The location of the facility and its cost have stalled closure for years. The Evers administration has not decided on a location, but is considering the Felmers O. Chaney Correctional Center.

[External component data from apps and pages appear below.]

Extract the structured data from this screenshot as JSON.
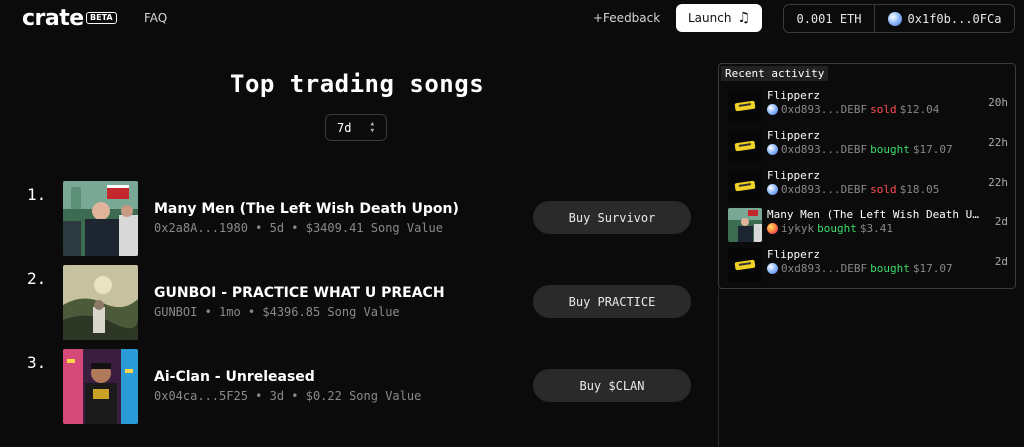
{
  "header": {
    "logo": "crate",
    "beta": "BETA",
    "faq": "FAQ",
    "feedback": "+Feedback",
    "launch": "Launch",
    "launch_icon": "music-notes-icon",
    "balance": "0.001 ETH",
    "address": "0x1f0b...0FCa"
  },
  "main": {
    "title": "Top trading songs",
    "period": "7d",
    "songs": [
      {
        "rank": "1.",
        "name": "Many Men (The Left Wish Death Upon)",
        "meta": "0x2a8A...1980 • 5d • $3409.41 Song Value",
        "buy": "Buy Survivor"
      },
      {
        "rank": "2.",
        "name": "GUNBOI - PRACTICE WHAT U PREACH",
        "meta": "GUNBOI • 1mo • $4396.85 Song Value",
        "buy": "Buy PRACTICE"
      },
      {
        "rank": "3.",
        "name": "Ai-Clan - Unreleased",
        "meta": "0x04ca...5F25 • 3d • $0.22 Song Value",
        "buy": "Buy $CLAN"
      }
    ]
  },
  "activity": {
    "title": "Recent activity",
    "items": [
      {
        "name": "Flipperz",
        "who": "0xd893...DEBF",
        "action": "sold",
        "price": "$12.04",
        "time": "20h"
      },
      {
        "name": "Flipperz",
        "who": "0xd893...DEBF",
        "action": "bought",
        "price": "$17.07",
        "time": "22h"
      },
      {
        "name": "Flipperz",
        "who": "0xd893...DEBF",
        "action": "sold",
        "price": "$18.05",
        "time": "22h"
      },
      {
        "name": "Many Men (The Left Wish Death Upon)",
        "who": "iykyk",
        "action": "bought",
        "price": "$3.41",
        "time": "2d"
      },
      {
        "name": "Flipperz",
        "who": "0xd893...DEBF",
        "action": "bought",
        "price": "$17.07",
        "time": "2d"
      }
    ]
  },
  "colors": {
    "background": "#0b0b0b",
    "sold": "#ff4d4d",
    "bought": "#3ddc6b",
    "button": "#2a2a2a"
  }
}
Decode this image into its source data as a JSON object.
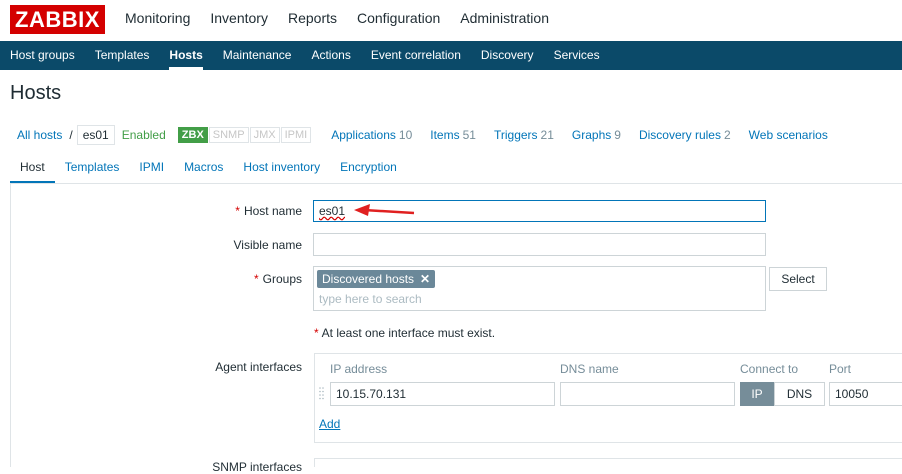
{
  "logo": {
    "text": "ZABBIX"
  },
  "main_nav": [
    "Monitoring",
    "Inventory",
    "Reports",
    "Configuration",
    "Administration"
  ],
  "sub_nav": [
    "Host groups",
    "Templates",
    "Hosts",
    "Maintenance",
    "Actions",
    "Event correlation",
    "Discovery",
    "Services"
  ],
  "page_title": "Hosts",
  "host_nav": {
    "all_hosts": "All hosts",
    "separator": "/",
    "host": "es01",
    "status": "Enabled",
    "availability": [
      "ZBX",
      "SNMP",
      "JMX",
      "IPMI"
    ],
    "links": [
      {
        "label": "Applications",
        "count": "10"
      },
      {
        "label": "Items",
        "count": "51"
      },
      {
        "label": "Triggers",
        "count": "21"
      },
      {
        "label": "Graphs",
        "count": "9"
      },
      {
        "label": "Discovery rules",
        "count": "2"
      },
      {
        "label": "Web scenarios",
        "count": ""
      }
    ]
  },
  "tabs": [
    "Host",
    "Templates",
    "IPMI",
    "Macros",
    "Host inventory",
    "Encryption"
  ],
  "form": {
    "host_name_label": "Host name",
    "host_name_value": "es01",
    "visible_name_label": "Visible name",
    "visible_name_value": "",
    "groups_label": "Groups",
    "group_tag": "Discovered hosts",
    "groups_placeholder": "type here to search",
    "select_button": "Select",
    "interface_warning": "At least one interface must exist.",
    "required_mark": "*",
    "agent_label": "Agent interfaces",
    "snmp_label": "SNMP interfaces",
    "columns": {
      "ip": "IP address",
      "dns": "DNS name",
      "connect": "Connect to",
      "port": "Port"
    },
    "agent_row": {
      "ip": "10.15.70.131",
      "dns": "",
      "connect_ip": "IP",
      "connect_dns": "DNS",
      "port": "10050"
    },
    "add_link": "Add"
  },
  "colors": {
    "nav_bg": "#0b4a69",
    "link": "#0275b8",
    "brand": "#d40000",
    "enabled": "#429e47"
  }
}
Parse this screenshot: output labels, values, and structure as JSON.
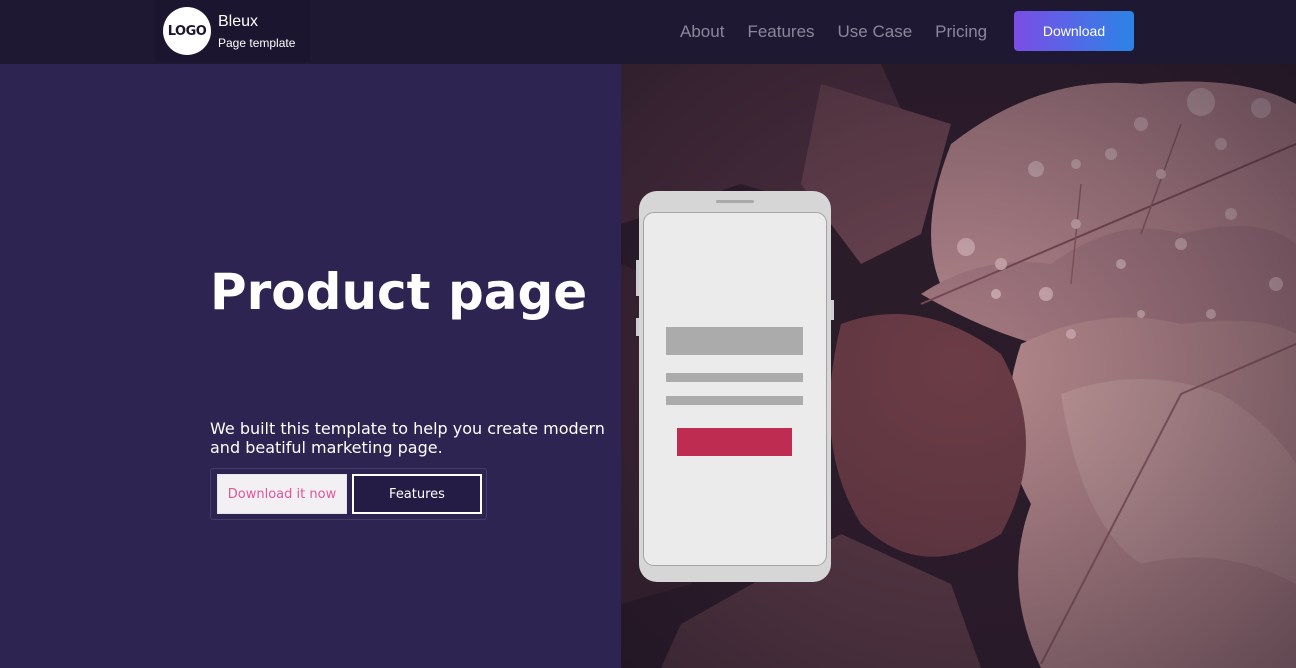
{
  "navbar": {
    "logo_text": "LOGO",
    "brand_name": "Bleux",
    "brand_subtitle": "Page template",
    "links": [
      {
        "label": "About"
      },
      {
        "label": "Features"
      },
      {
        "label": "Use Case"
      },
      {
        "label": "Pricing"
      }
    ],
    "download_label": "Download"
  },
  "hero": {
    "title": "Product page",
    "description": "We built this template to help you create modern and beatiful marketing page.",
    "primary_cta": "Download it now",
    "secondary_cta": "Features"
  },
  "colors": {
    "page_background": "#2e2451",
    "navbar_background": "#1f1833",
    "download_gradient_start": "#7b4de6",
    "download_gradient_end": "#2b84e6",
    "primary_cta_text": "#e0569a",
    "phone_button": "#be2c51"
  }
}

Some supporters oppose closing Felmers Chaneywhich is used to help inmates prepare to re-enter the workforce.

Vos faulted Governor Evers for not coming up with a detailed plan on closing the detention center to eventually achieve his goal of building smaller regional facilities across the state.

State Sen. Lena Taylor, (D-Milwaukee), said it was ‘hogwash’ for the president to criticize the Evers administration, noting the Legislature must act first before plans are not finalized.

“[Vos] has blocked funding for the duration of this project and the administration cannot do anything until the legislature approves the money,” Taylor said.

A spokeswoman for Evers said in a statement, “It is the height of hypocrisy for Republicans to blame anyone but themselves for not shutting down Lincoln Hills after rejecting repeatedly the efforts of Governor Evers and our administration to do so.”


In 2018, lawmakers voted to close Lincoln Hills and Copper Lake after both establishments faced criminal investigations for allegations of child abuse and neglect.

The original closing deadline was set for January 2021, but lawmakers eventually realized they couldn’t commit to it due to a lack of funding for the project.

Governor Tony Evers signed an extension in 2019 to close youth prisons by July 2021, but later acknowledged that was not a realistic deadline.

Since then, Evers has offered funding in the last two budgets to replace Lincoln Hills, but Republicans have rejected his request.


In 2018, the state agreed to pay more than $25 million in settlements after scores of miners were left in solitary confinement for weeks, sprayed with pepper spray and, in some cases, seriously injured.

The criminal investigation in the detention centers ended in 2019 without any charges.

This resulted in a court-appointed monitor frequently traveling to Lincoln Hills and Copper Lake to review conditions.

Latest reports have shown improvements.

the last report published this month showed physical improvements to the building and the renovation of a new recreational space for staff and young people.

The supervisor noted concerns from some minors, including complaints about the food and the lack of consistency in the rules.